*The problem*:
Check every line of the data below for "Marzo". Copy each one that has it.

- Opening Delimiter -

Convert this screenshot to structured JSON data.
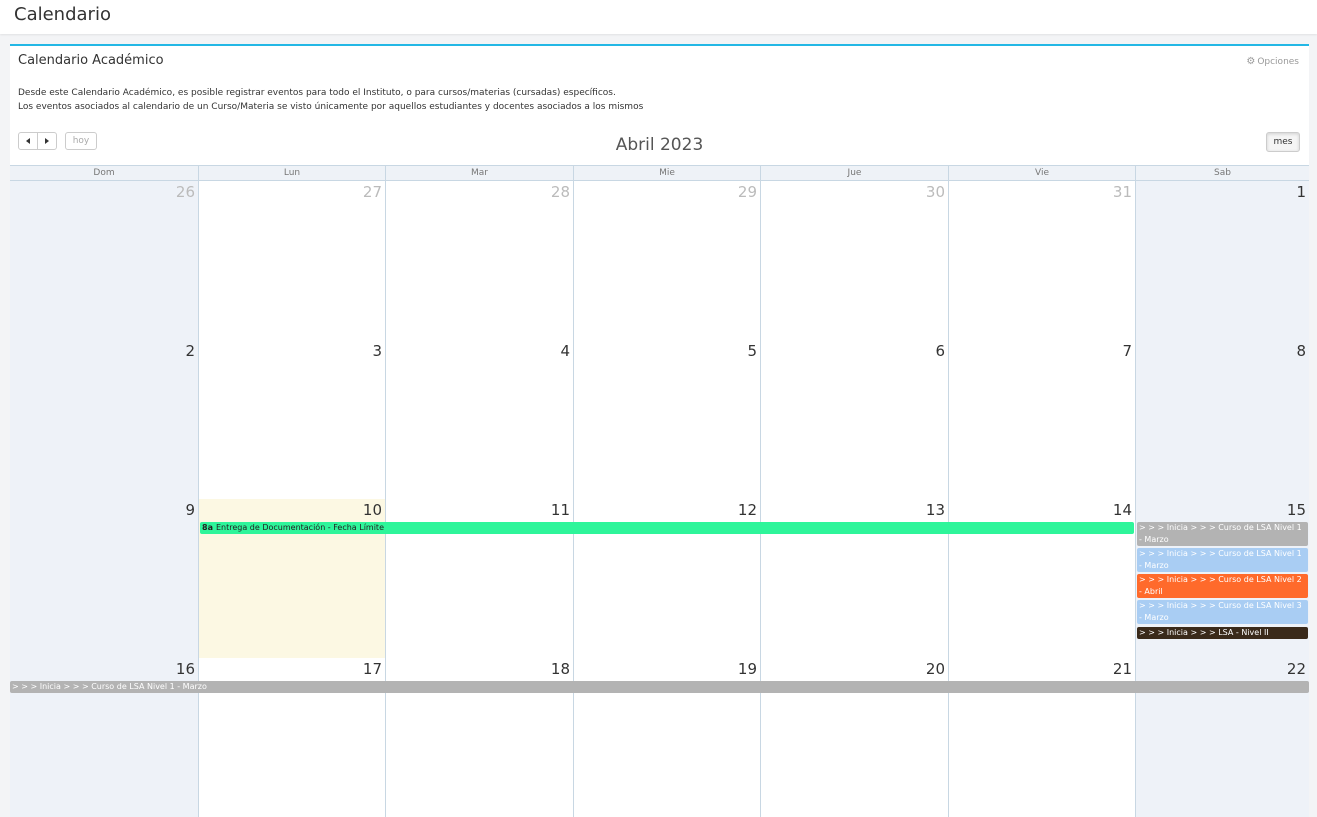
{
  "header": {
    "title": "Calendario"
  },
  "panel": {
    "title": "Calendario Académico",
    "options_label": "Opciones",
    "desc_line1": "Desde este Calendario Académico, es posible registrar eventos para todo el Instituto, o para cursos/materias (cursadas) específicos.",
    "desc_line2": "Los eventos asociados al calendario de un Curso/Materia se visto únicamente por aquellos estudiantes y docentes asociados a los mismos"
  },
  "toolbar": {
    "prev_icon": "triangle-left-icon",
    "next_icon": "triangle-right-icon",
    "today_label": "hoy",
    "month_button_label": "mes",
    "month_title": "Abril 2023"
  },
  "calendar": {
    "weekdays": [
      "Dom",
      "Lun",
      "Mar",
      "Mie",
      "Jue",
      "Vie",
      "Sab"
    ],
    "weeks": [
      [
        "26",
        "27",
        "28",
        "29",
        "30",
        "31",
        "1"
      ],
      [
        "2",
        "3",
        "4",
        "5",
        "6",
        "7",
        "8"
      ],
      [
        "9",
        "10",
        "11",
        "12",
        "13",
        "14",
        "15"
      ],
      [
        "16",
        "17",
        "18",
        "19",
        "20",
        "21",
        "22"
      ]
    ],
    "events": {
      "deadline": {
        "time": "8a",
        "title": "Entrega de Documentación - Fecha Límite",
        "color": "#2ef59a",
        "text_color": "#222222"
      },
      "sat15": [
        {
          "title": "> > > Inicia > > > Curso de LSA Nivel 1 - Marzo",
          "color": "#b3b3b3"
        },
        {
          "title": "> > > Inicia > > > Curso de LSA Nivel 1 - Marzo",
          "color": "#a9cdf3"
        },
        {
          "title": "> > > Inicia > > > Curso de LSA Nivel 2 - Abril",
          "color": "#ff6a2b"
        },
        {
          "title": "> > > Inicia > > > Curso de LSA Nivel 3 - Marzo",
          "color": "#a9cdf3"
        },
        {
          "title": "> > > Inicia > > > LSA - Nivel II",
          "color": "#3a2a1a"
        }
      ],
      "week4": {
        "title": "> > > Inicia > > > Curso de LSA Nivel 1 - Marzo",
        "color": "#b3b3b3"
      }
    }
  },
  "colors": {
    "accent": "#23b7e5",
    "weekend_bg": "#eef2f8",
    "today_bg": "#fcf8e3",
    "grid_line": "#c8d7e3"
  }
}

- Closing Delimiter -

*Reply to the exercise*:
          "title": "> > > Inicia > > > Curso de LSA Nivel 1 - Marzo",
          "title": "> > > Inicia > > > Curso de LSA Nivel 1 - Marzo",
          "title": "> > > Inicia > > > Curso de LSA Nivel 3 - Marzo",
        "title": "> > > Inicia > > > Curso de LSA Nivel 1 - Marzo",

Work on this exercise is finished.